New Construction Methods
Use of FSW for Large High Speed Vessels

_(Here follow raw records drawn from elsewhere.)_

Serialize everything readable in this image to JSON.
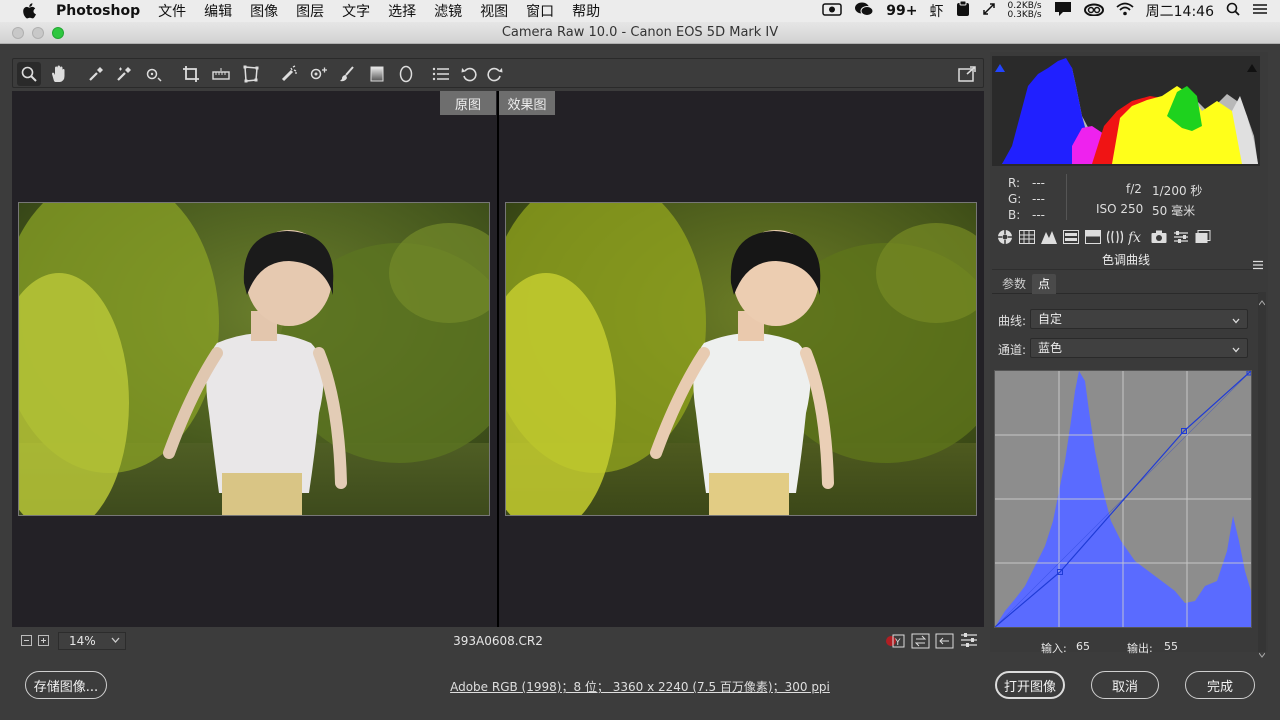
{
  "menubar": {
    "app_name": "Photoshop",
    "items": [
      "文件",
      "编辑",
      "图像",
      "图层",
      "文字",
      "选择",
      "滤镜",
      "视图",
      "窗口",
      "帮助"
    ],
    "status": {
      "badge": "99+",
      "shrimp_icon_text": "虾",
      "net_up": "0.2KB/s",
      "net_down": "0.3KB/s",
      "clock": "周二14:46"
    }
  },
  "window": {
    "title": "Camera Raw 10.0 -  Canon EOS 5D Mark IV"
  },
  "preview": {
    "label_before": "原图",
    "label_after": "效果图",
    "zoom": "14%",
    "filename": "393A0608.CR2"
  },
  "panel": {
    "readout": {
      "r_label": "R:",
      "r_value": "---",
      "g_label": "G:",
      "g_value": "---",
      "b_label": "B:",
      "b_value": "---",
      "aperture": "f/2",
      "shutter": "1/200 秒",
      "iso": "ISO 250",
      "focal": "50 毫米"
    },
    "section_title": "色调曲线",
    "tabs": [
      "参数",
      "点"
    ],
    "curve_label": "曲线:",
    "curve_value": "自定",
    "channel_label": "通道:",
    "channel_value": "蓝色",
    "input_label": "输入:",
    "input_value": "65",
    "output_label": "输出:",
    "output_value": "55"
  },
  "footer": {
    "save_label": "存储图像...",
    "info_link": "Adobe RGB (1998)；8 位；  3360 x 2240 (7.5 百万像素)；300 ppi",
    "open_label": "打开图像",
    "cancel_label": "取消",
    "done_label": "完成"
  },
  "colors": {
    "accent_blue": "#5a6bff",
    "curve_line": "#1f3bd6"
  }
}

Friction stir welding (FSW) was applied to the superstructure of the ultra-high speed cargo/passenger vessel Techno Super Liner (TSL) as a new joining technique for aluminum plates to replace traditional arc welding. Previously, an aluminum manufacturer fabricated panels of 2.4 meters in maximum width for a superstructure with FSW but the recent attempt is for a maximum width of 7.8 meters. Compared with conventional arc welding of aluminum alloys, FSW has advantages in the construction process including (1) less thermal hysteresis due to the absence of melting, less deformation due to joining and freedom from welding defects such as blow holes; (2) the absence of fumes and sputters keeping the product appearance beautiful, and preventing adverse effects on the environment and workers' bodies during the process, and (3) the automated mechanical joining method assuring higher quality of joints. With the FSW process, a rotating tool (hard round rod) is inserted between the butts of the materials to be joined, and moved along the joining line while giving frictional heat. It is a revolutionary aluminum alloy joining technique to replace arc welding. The principle of FSW and how it is accomplished are illustrated below.

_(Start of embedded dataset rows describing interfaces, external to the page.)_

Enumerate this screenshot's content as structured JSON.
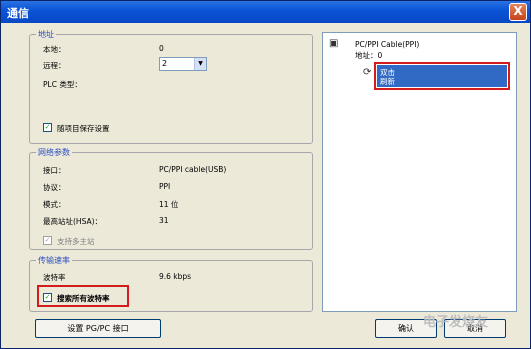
{
  "window": {
    "title": "通信",
    "close": "X"
  },
  "address": {
    "legend": "地址",
    "local_label": "本地：",
    "local_value": "0",
    "remote_label": "远程：",
    "remote_value": "2",
    "plc_type_label": "PLC 类型：",
    "save_checkbox_label": "随项目保存设置"
  },
  "network": {
    "legend": "网络参数",
    "rows": [
      {
        "label": "接口：",
        "value": "PC/PPI cable(USB)"
      },
      {
        "label": "协议：",
        "value": "PPI"
      },
      {
        "label": "模式：",
        "value": "11 位"
      },
      {
        "label": "最高站址(HSA)：",
        "value": "31"
      }
    ],
    "multi_master_label": "支持多主站"
  },
  "baud": {
    "legend": "传输速率",
    "rate_label": "波特率",
    "rate_value": "9.6 kbps",
    "search_label": "搜索所有波特率"
  },
  "tree": {
    "root_label": "PC/PPI Cable(PPI)",
    "address_label": "地址：0",
    "selected_line1": "双击",
    "selected_line2": "刷新"
  },
  "buttons": {
    "set_pgpc": "设置 PG/PC 接口",
    "ok": "确认",
    "cancel": "取消"
  },
  "watermark": "电子发烧友"
}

Principle of FSW
How sheets are joined
Superstructure member for TSL Courtesy of Mitsui Shipbuilding & Engineering Co., Ltd.
Pitting occurs in many portions of the bottom plates of crude oil tanks in double-hull VLCCs in their first two or three years of service, and shop priming is known to be effective for their prevention and, accordingly, for enhancing the structural safety of huge tankers. In this experiment, the number of holes due to pitting, which surpassed 1,000 in the first two-and-a-half years when no primer was applied, was reduced to 50 by shop priming. Qualitative analysis of cut-out samples of bottom plates of crude oil tanks revealed that shop primer became a conjugated oxide of zinc and iron, and formed a fine and hard film, whose thickness increased from 15 microns to 50 microns during the first two-and-ahalf years of service. On the other hand, steelmakers tried to develop new anti-corrosive steel by making steel plates more resistant to corrosion on the basis of the elucidated mechanism of pitting; they have succeeded in developing steel plates for crude oil tank bottoms whose maximum pitted depth detected at regular inspection could be about 30% of the usual level and therefore need no initial priming. Shop priming of these plates could further reduce the pitting prevention rate to 35%.

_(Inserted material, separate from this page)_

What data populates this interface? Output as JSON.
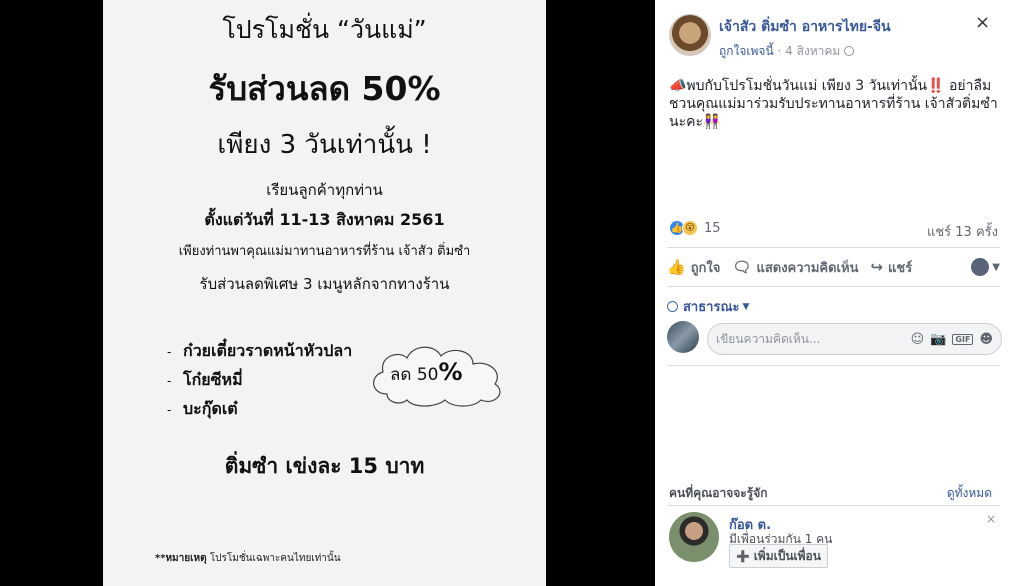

Development of Strongest High Tensile Steel
Mitsubishi Heavy Industries and Nippon Steel jointly developed 47 kg-class high tensile shipbuilding steel plates, the strongest in the world, and the new product item has been selected for longitudinal strength members of 8,000 TEU-class large containerships for Mitsui O.S.K. Lines. Previously the strongest steel plates for use in hull structures of general merchant ships were the 40 kg-class introduced 15 years ago but the growing thickness of such plates along with the increase in usual vessel size tends to sacrifice their tenacity. The recently developed product is not only more tenacious besides being stronger and thinner but also is as readily weld-able as the 40 kg-class steel thanks to the development of the optimal welding method. As the use of 47 kg-class high tensile steel will contribute to increasing the safety of ships by virtue of its greater tenacity, and the ultimate savings in the volume of steel used will serve to reduce the upper hull weight and, accordingly, to increase the cargo capacity. Therefore, future optimal designs of huge vessels will presuppose the improved quality of new steel.